Karol Wojtyla’s juvenile poetry gathered in the volume Renesansowy psałterz /The Renaissance Psalter/ includes a wide variety of works, ranging from the very first poems dating back to the time of the Wadowice high school, up to the period of Wojtyla’s studies in the department of Polish literature and subsequently, the times of the German occupation; it reveals to the reader the rich interior of the poet, as well as his creative experiments and longings after the ideal. In these poems, there dominates the spirit of a Romantic who is searching for the ideal of life and is constantly subjected to a confrontation with suffering which is caused by the death of the person who is very close to him – namely his mother. The poet overcomes the hardships of everyday life and looks for his own way in life.
In Pieśń poranna /The Morning Song/, the poet identifies himself with the “Slavic harpist”, so as to sing a hymn in God’s honor, in the manner of David who did so in his psalms. He reminds one of a prophet of the Old Covenant who perceives the approaching calamity which is to befall Poland. He stands before God requesting Him to have mercy on the Polish people. In the poem Sonety- zarysy /Sonnets – Outlines/, one can clearly sense the augury of the approaching war.
The poem Renesansowy psałterz /The Renaissance Psalter/ is a Slavic song, in which the poet wishes to present a history of the world. One finds here a prayer of Piast, the ancient ruler of Poland, who is looking for God in nature but is nevertheless open to the Revelation which the Christian missionaries had brought to Polish territories a thousand years ago. One finds here a tearful mood of Slavic songs and Latin hymns soaring up to God like Gothic cathedrals. One also finds here the pagan customs of the solstice night which are interwoven with the experience of the mystery of Christ’s death and resurrection.

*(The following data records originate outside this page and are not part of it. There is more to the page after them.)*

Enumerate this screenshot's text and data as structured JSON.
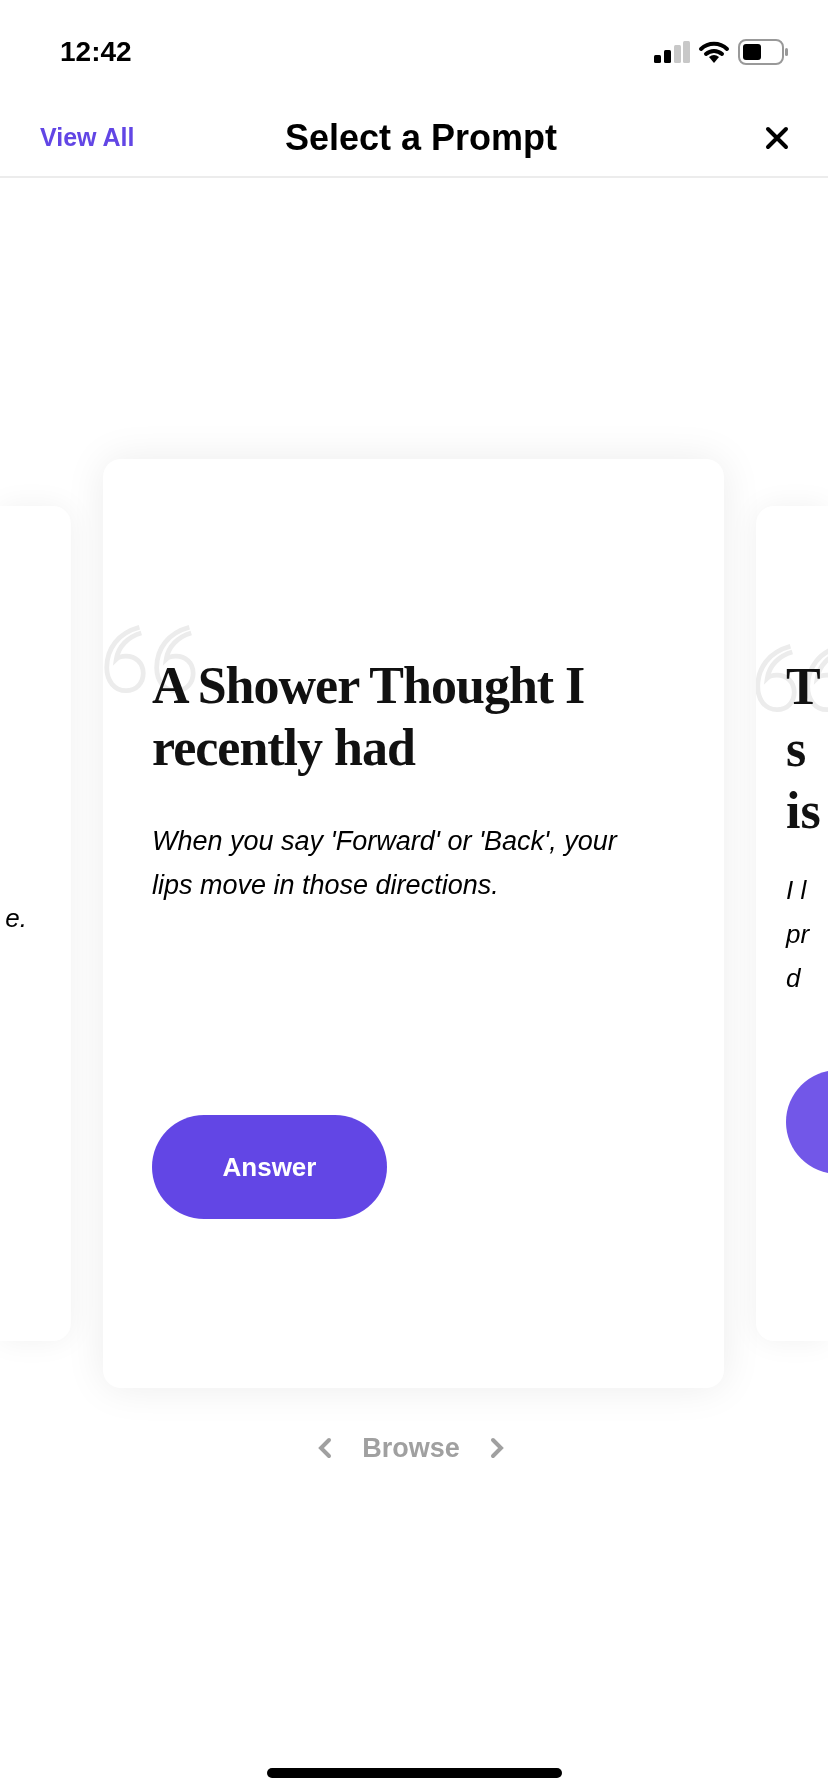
{
  "status_bar": {
    "time": "12:42"
  },
  "header": {
    "view_all": "View All",
    "title": "Select a Prompt"
  },
  "previous_card": {
    "body_lines": [
      "e."
    ]
  },
  "current_card": {
    "title": "A Shower Thought I recently had",
    "body": "When you say 'Forward' or 'Back', your lips move in those directions.",
    "button": "Answer"
  },
  "next_card": {
    "title_lines": [
      "T",
      "s",
      "is"
    ],
    "body_lines": [
      "I l",
      "pr",
      "d"
    ]
  },
  "browse": {
    "label": "Browse"
  }
}
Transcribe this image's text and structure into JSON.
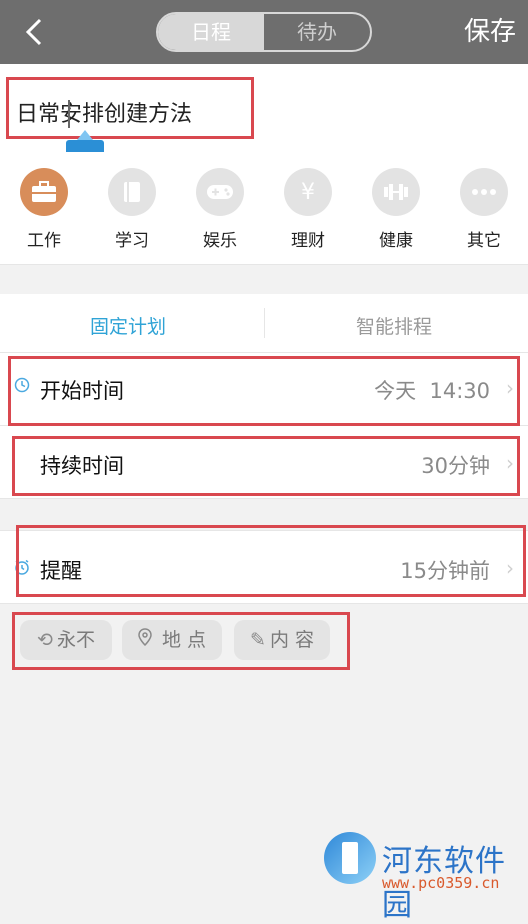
{
  "header": {
    "back_icon": "chevron-left-icon",
    "segment": [
      "日程",
      "待办"
    ],
    "save_label": "保存"
  },
  "title_input": {
    "value": "日常安排创建方法"
  },
  "categories": [
    {
      "label": "工作",
      "icon": "briefcase-icon",
      "active": true
    },
    {
      "label": "学习",
      "icon": "book-icon",
      "active": false
    },
    {
      "label": "娱乐",
      "icon": "gamepad-icon",
      "active": false
    },
    {
      "label": "理财",
      "icon": "yen-icon",
      "active": false
    },
    {
      "label": "健康",
      "icon": "dumbbell-icon",
      "active": false
    },
    {
      "label": "其它",
      "icon": "more-icon",
      "active": false
    }
  ],
  "plan_tabs": [
    {
      "label": "固定计划",
      "active": true
    },
    {
      "label": "智能排程",
      "active": false
    }
  ],
  "rows": {
    "start": {
      "label": "开始时间",
      "day": "今天",
      "time": "14:30"
    },
    "duration": {
      "label": "持续时间",
      "value": "30分钟"
    },
    "reminder": {
      "label": "提醒",
      "value": "15分钟前"
    }
  },
  "chips": [
    {
      "label": "永不",
      "icon": "repeat-icon"
    },
    {
      "label": "地 点",
      "icon": "location-pin-icon"
    },
    {
      "label": "内 容",
      "icon": "pencil-icon"
    }
  ],
  "watermark": {
    "title": "河东软件园",
    "url": "www.pc0359.cn"
  },
  "colors": {
    "accent": "#2fa3d6",
    "active_category": "#d88d5a",
    "highlight_box": "#d9484f",
    "header": "#6e6e6e"
  }
}
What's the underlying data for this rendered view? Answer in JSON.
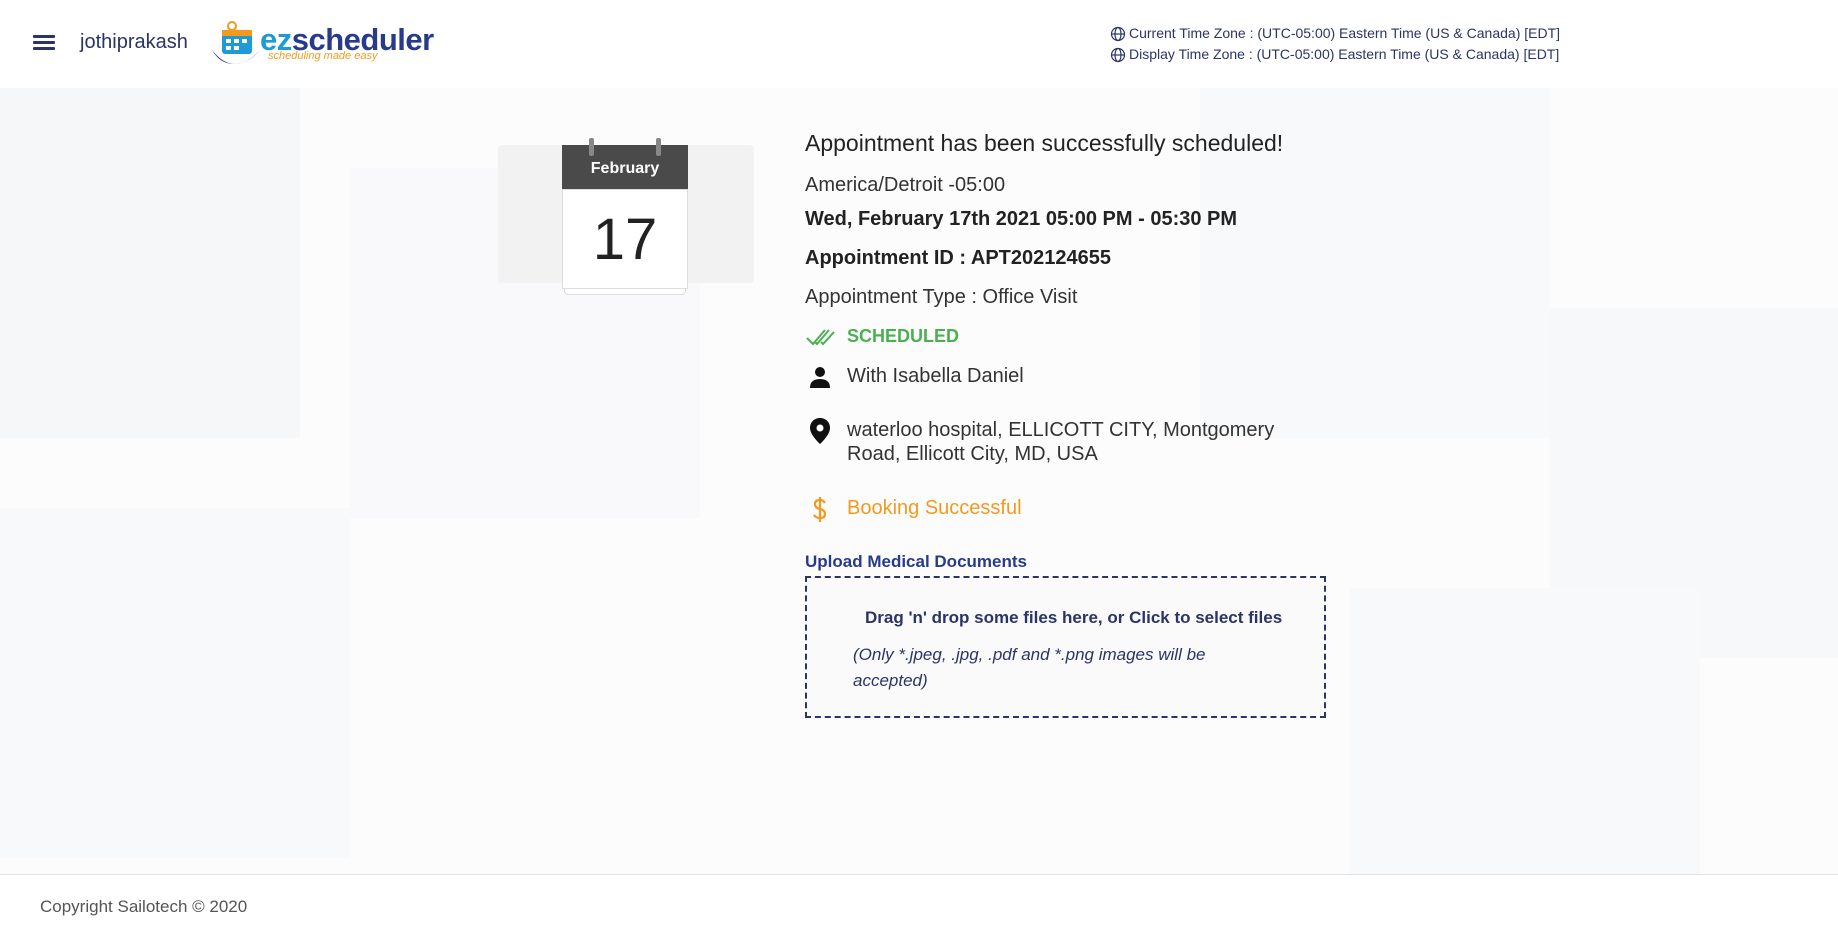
{
  "header": {
    "username": "jothiprakash",
    "logo": {
      "ez": "ez",
      "scheduler": "scheduler",
      "tagline": "scheduling made easy"
    },
    "current_tz": "Current Time Zone : (UTC-05:00) Eastern Time (US & Canada) [EDT]",
    "display_tz": "Display Time Zone : (UTC-05:00) Eastern Time (US & Canada) [EDT]"
  },
  "calendar": {
    "month": "February",
    "day": "17"
  },
  "appointment": {
    "title": "Appointment has been successfully scheduled!",
    "timezone": "America/Detroit -05:00",
    "datetime": "Wed, February 17th 2021 05:00 PM - 05:30 PM",
    "id": "Appointment ID : APT202124655",
    "type": "Appointment Type : Office Visit",
    "status": "SCHEDULED",
    "with": "With Isabella Daniel",
    "location": "waterloo hospital, ELLICOTT CITY, Montgomery Road, Ellicott City, MD, USA",
    "payment": "Booking Successful"
  },
  "upload": {
    "link": "Upload Medical Documents",
    "dropzone_text": "Drag 'n' drop some files here, or Click to select files",
    "dropzone_note": "(Only *.jpeg, .jpg, .pdf and *.png images will be accepted)"
  },
  "footer": {
    "copyright": "Copyright Sailotech © 2020"
  },
  "colors": {
    "primary": "#2b3466",
    "success": "#4caf50",
    "warning": "#f39a1e",
    "logo_blue": "#1e9bd7"
  },
  "icons": {
    "menu": "menu-icon",
    "globe": "globe-icon",
    "status": "double-check-icon",
    "person": "person-icon",
    "location": "map-pin-icon",
    "payment": "dollar-icon"
  }
}
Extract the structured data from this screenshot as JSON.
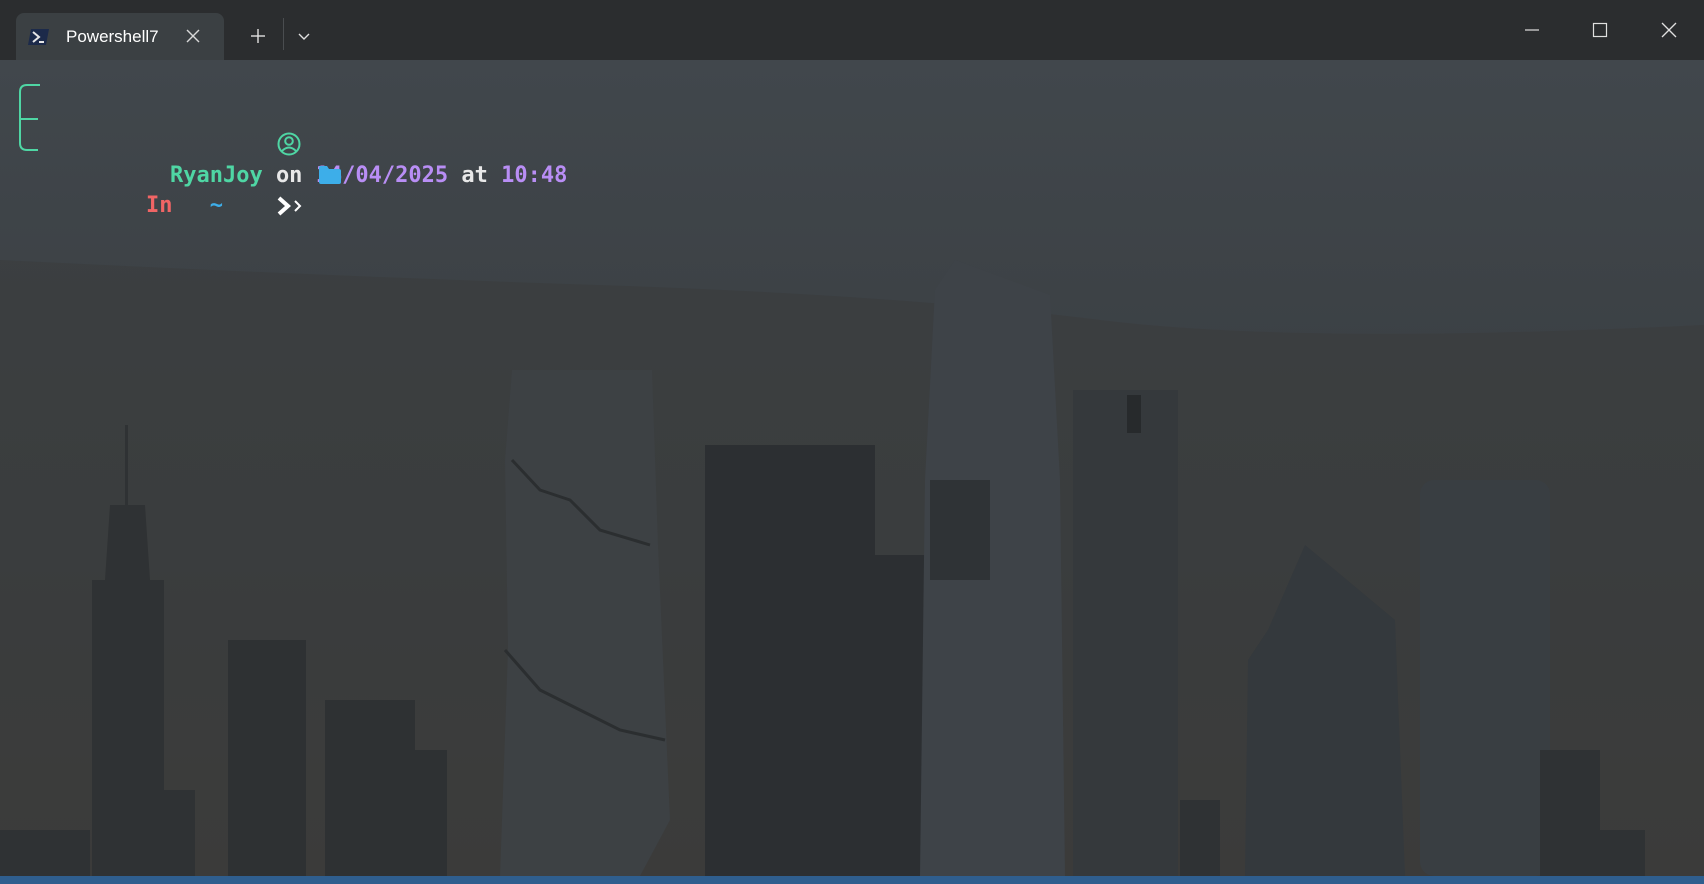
{
  "window": {
    "tab_title": "Powershell7",
    "tab_icon": "powershell-icon",
    "new_tab_icon": "plus-icon",
    "dropdown_icon": "chevron-down-icon",
    "controls": [
      "minimize-icon",
      "maximize-icon",
      "close-icon"
    ]
  },
  "prompt": {
    "user": "RyanJoy",
    "on_word": "on",
    "date": "14/04/2025",
    "at_word": "at",
    "time": "10:48",
    "in_word": "In",
    "path": "~",
    "user_icon": "user-circle-icon",
    "folder_icon": "folder-icon",
    "prompt_icon": "chevron-right-icon"
  },
  "colors": {
    "user": "#4fd6a4",
    "date_time": "#b98ef5",
    "in_word": "#f06565",
    "path": "#3daee9",
    "frame_lines": "#4fd6a4"
  }
}
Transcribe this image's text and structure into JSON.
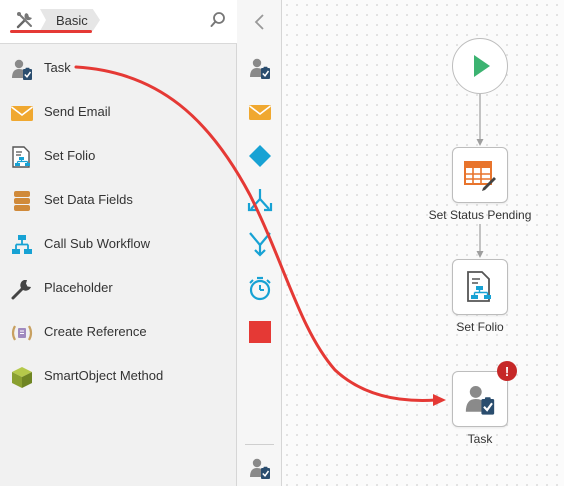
{
  "toolbox": {
    "breadcrumb": {
      "tools_icon": "tools-icon",
      "current": "Basic"
    },
    "search_icon": "search-icon",
    "items": [
      {
        "label": "Task",
        "icon": "task-icon"
      },
      {
        "label": "Send Email",
        "icon": "email-icon"
      },
      {
        "label": "Set Folio",
        "icon": "folio-icon"
      },
      {
        "label": "Set Data Fields",
        "icon": "data-fields-icon"
      },
      {
        "label": "Call Sub Workflow",
        "icon": "sub-workflow-icon"
      },
      {
        "label": "Placeholder",
        "icon": "wrench-icon"
      },
      {
        "label": "Create Reference",
        "icon": "reference-icon"
      },
      {
        "label": "SmartObject Method",
        "icon": "smartobject-icon"
      }
    ]
  },
  "rail": {
    "collapse_icon": "chevron-left-icon",
    "items": [
      "task-icon",
      "email-icon",
      "decision-icon",
      "split-icon",
      "merge-icon",
      "timer-icon",
      "end-icon"
    ],
    "footer_icon": "task-icon"
  },
  "canvas": {
    "start": {
      "icon": "play-icon"
    },
    "nodes": [
      {
        "label": "Set Status Pending",
        "icon": "set-data-fields-icon"
      },
      {
        "label": "Set Folio",
        "icon": "folio-icon"
      },
      {
        "label": "Task",
        "icon": "task-icon",
        "error_badge": "!"
      }
    ]
  },
  "colors": {
    "accent_red": "#e53935",
    "start_green": "#3cb371",
    "email_orange": "#f0a830",
    "teal": "#17a2d4",
    "data_fields_brown": "#d08a3a",
    "end_red": "#e53935",
    "error_red": "#c62828"
  }
}
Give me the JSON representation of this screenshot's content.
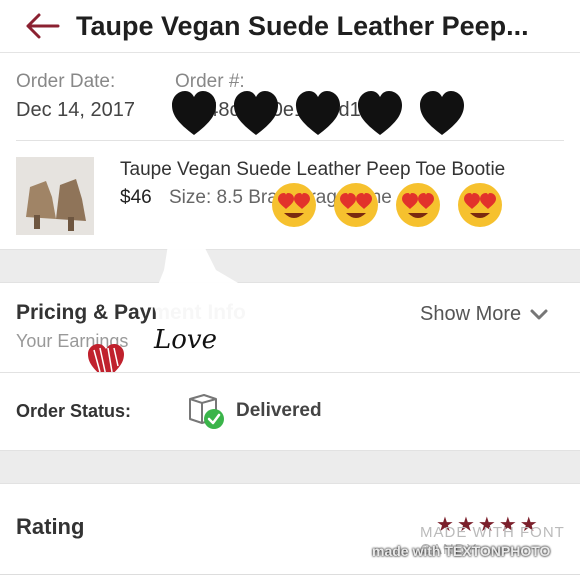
{
  "header": {
    "back_icon": "left-arrow-icon",
    "title": "Taupe Vegan Suede Leather Peep..."
  },
  "order": {
    "date_label": "Order Date:",
    "date_value": "Dec 14, 2017",
    "number_label": "Order #:",
    "number_value": "5c348c27c0e13e7d1f4d"
  },
  "item": {
    "title": "Taupe Vegan Suede Leather Peep Toe Bootie",
    "price": "$46",
    "size_text": "Size: 8.5  Brand: rag&bone"
  },
  "pricing": {
    "title": "Pricing & Payment Info",
    "subtitle": "Your Earnings",
    "show_more": "Show More"
  },
  "sticker": {
    "love_text": "Love"
  },
  "status": {
    "label": "Order Status:",
    "value": "Delivered",
    "status_color": "#3ab44a"
  },
  "rating": {
    "label": "Rating",
    "stars": 5,
    "star_color": "#7b1f2b"
  },
  "watermarks": {
    "made_with": "MADE WITH FONT CANDY",
    "textonphoto": "made with TEXTONPHOTO"
  },
  "colors": {
    "accent": "#8b2131"
  }
}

In the prayer of the young Poet, it is the mystery of the Eucharist, from which there flows infinite love that comes to the foreground. The poem Symphonie – scalenia /Symphony – Unification/ marks a transition from the experience of the natural faith of a Slav, to the faith revealed and concealed in Jesus. Christ on the cross reveals to the poet the mystery of His mission – the salvation of man. The Renesansowy psałterz /The Renaissance Psalter/ ends on a strong note, with the poem entitled Słowo – Logos (Rapsod) /Word – Logos (Rhapsody); the latter poem constitutes the poet’s evening conversation with Jesus – the Word Incarnate. It is in Him that the poet discovers the sense of the world and of his own life, the sense of joy and suffering. Thus, he ends with a hymn entitled Magnificat and with The Ballad of the Wawel Arcades – as it were revealing Christ entering into the history of Poland through Chopin’s concert.
The Renaissance Psalter is an attempt to understand history and to show how the Slavic spirit is linked to the experience of faith revealed in Christ.